A Philippine anti-corruption official accused of extorting money from the sacked policeman who triggered last month's bloodbath in Manila has refused to testify about the allegation.
Ombudsman Merceditas Gutierrez said she and her deputy, Emilio Gonzales, are turning down an invitation to attend a hearing on the August 23 hijacking, in which eight Hong Kong tourists and hijacker Rolando Mendoza were killed.
"We may not be able to compel them because we do not have coercive powers," Justice Secretary Leila de Lima told a hearing of the special investigative body she heads.
Policemen involved in the crisis earlier testified they overheard Mendoza, 55, accuse Gonzales of trying to extort money from him. Mendoza had been fired by the Ombudsman's office for graft, and, in an attempt to get his job back, hijacked a bus carrying 22 tourists, triggering an 11-hour standoff that ended in a bungled police rescue and bloodshed.
"If anyone dies here, it will be your fault," Mendoza had told Gonzales in a phone call, officers said.
Gonzales has previously denied Mendoza's accusations in several interviews with the press.
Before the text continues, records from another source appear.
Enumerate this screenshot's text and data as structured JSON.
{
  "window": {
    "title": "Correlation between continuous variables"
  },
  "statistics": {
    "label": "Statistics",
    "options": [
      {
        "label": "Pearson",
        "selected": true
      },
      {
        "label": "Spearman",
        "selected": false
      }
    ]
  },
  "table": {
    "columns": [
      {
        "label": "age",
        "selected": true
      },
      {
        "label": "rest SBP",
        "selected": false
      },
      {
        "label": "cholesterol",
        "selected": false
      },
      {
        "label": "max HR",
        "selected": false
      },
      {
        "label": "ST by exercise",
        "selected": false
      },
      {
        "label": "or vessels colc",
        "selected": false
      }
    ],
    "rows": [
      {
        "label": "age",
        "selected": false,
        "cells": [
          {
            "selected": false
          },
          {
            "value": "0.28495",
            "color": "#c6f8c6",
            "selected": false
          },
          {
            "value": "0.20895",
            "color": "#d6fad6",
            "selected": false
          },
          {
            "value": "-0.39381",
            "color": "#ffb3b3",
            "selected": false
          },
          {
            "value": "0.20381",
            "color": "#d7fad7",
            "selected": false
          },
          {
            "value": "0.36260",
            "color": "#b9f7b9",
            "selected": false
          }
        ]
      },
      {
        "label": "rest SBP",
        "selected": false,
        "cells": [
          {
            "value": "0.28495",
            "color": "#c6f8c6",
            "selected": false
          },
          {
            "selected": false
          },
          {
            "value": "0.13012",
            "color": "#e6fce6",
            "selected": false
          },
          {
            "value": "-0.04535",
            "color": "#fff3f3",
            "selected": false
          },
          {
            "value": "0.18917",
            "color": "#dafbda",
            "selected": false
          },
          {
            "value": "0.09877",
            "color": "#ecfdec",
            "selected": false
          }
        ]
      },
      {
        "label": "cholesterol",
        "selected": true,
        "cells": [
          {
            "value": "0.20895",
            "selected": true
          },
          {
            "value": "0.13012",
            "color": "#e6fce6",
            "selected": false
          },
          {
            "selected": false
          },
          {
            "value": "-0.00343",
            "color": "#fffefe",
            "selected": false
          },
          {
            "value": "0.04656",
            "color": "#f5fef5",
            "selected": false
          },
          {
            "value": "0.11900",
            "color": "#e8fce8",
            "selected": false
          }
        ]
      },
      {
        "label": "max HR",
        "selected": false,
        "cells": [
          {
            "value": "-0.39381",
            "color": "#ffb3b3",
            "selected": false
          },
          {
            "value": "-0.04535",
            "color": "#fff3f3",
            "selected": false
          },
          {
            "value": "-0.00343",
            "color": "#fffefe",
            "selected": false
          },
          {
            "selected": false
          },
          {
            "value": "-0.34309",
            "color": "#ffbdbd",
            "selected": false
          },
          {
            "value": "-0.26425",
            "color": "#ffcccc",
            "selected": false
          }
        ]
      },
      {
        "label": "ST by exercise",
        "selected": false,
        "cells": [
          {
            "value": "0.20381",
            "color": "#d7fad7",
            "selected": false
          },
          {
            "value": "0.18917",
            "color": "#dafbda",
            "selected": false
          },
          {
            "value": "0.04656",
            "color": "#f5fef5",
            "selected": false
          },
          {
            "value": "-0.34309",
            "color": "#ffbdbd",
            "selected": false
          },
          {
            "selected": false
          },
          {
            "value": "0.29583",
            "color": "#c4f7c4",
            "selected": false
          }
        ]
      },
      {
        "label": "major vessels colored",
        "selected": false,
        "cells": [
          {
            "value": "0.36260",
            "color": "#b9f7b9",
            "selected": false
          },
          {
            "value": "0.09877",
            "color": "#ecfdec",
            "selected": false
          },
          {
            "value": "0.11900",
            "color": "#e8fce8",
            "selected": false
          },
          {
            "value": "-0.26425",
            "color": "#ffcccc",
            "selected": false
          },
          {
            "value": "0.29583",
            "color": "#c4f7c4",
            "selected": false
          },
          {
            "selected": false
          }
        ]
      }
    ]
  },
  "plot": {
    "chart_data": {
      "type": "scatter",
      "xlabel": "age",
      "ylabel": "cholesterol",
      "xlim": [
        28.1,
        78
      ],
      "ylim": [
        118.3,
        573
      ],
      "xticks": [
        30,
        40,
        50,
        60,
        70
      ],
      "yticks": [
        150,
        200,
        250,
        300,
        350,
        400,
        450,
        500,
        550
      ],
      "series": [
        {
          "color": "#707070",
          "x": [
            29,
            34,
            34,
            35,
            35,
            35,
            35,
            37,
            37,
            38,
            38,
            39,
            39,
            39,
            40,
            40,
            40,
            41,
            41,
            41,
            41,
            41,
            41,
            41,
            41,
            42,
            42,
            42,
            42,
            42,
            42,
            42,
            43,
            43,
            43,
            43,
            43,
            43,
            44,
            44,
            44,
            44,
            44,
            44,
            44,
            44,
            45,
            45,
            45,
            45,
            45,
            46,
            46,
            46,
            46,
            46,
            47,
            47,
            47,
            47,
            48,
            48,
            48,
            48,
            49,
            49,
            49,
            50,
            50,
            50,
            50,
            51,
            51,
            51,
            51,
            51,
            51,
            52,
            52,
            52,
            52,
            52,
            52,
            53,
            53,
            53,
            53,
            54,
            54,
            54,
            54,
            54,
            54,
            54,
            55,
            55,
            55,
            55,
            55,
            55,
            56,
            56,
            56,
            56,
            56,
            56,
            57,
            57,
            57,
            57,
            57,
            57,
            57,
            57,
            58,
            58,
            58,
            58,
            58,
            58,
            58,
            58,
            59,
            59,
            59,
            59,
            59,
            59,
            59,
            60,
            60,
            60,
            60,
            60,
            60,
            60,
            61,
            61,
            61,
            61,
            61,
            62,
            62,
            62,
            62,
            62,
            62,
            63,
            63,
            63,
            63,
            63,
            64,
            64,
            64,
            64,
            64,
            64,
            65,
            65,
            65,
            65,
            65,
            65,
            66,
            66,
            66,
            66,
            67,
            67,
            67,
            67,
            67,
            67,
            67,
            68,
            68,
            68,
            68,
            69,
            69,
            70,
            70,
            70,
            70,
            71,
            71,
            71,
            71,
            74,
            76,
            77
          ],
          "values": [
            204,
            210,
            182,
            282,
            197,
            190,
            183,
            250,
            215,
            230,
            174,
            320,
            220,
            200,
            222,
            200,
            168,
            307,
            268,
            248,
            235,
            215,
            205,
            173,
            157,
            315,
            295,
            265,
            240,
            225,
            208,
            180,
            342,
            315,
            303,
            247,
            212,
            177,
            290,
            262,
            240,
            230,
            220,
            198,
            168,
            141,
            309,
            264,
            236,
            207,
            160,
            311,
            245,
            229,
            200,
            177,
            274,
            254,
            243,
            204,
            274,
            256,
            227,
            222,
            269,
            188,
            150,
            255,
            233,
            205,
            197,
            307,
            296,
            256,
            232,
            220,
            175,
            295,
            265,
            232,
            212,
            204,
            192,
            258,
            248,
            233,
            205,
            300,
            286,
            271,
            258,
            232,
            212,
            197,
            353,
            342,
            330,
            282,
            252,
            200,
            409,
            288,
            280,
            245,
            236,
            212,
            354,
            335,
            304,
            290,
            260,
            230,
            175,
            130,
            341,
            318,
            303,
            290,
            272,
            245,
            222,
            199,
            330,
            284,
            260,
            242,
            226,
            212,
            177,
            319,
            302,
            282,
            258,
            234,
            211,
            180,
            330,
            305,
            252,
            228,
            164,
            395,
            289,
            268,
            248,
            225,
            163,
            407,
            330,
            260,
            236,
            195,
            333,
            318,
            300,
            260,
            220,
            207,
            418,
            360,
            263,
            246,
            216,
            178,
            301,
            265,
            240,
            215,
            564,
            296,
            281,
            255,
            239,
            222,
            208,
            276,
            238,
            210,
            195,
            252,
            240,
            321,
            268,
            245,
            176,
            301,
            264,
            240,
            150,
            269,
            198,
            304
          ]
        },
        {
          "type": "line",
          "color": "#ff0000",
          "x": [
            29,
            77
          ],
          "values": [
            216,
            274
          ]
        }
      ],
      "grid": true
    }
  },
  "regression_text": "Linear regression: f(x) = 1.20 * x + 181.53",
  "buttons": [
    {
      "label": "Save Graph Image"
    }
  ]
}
De Lima said the probe body had renewed its invitation to Gutierrez and Gonzales to testify, after they had initially declined previous invitations, citing the independence of the Ombudsman's office.
During yesterday's hearing, the policeman who spoke to Mendoza during the crisis admitted police did not have an official hostage negotiation team. Superintendent Orlando Yebra said he was normally deployed as the legal officer of the Manila police district but acted as its chief hostage negotiator when required. "There is no negotiation unit yet. I proposed ... the creation of that already," he said, but his seniors had failed to act on his suggestion.
Also testifying was the gunman's brother, police officer Gregorio Mendoza. He denied urging his brother not to surrender during the crisis. But the younger Mendoza, who is charged with obstructing the negotiators, was evasive when asked why he panicked when police tried to make him leave the scene. Officials said his resistance apparently enraged his brother, and caused him to start shooting.
Meanwhile, Philippine investigators arrived in Hong Kong yesterday and met with police. Arrangements are being made to interview survivors. Police returned to the team three mobile phones mistakenly given to Hong Kong. One was used by Mendoza.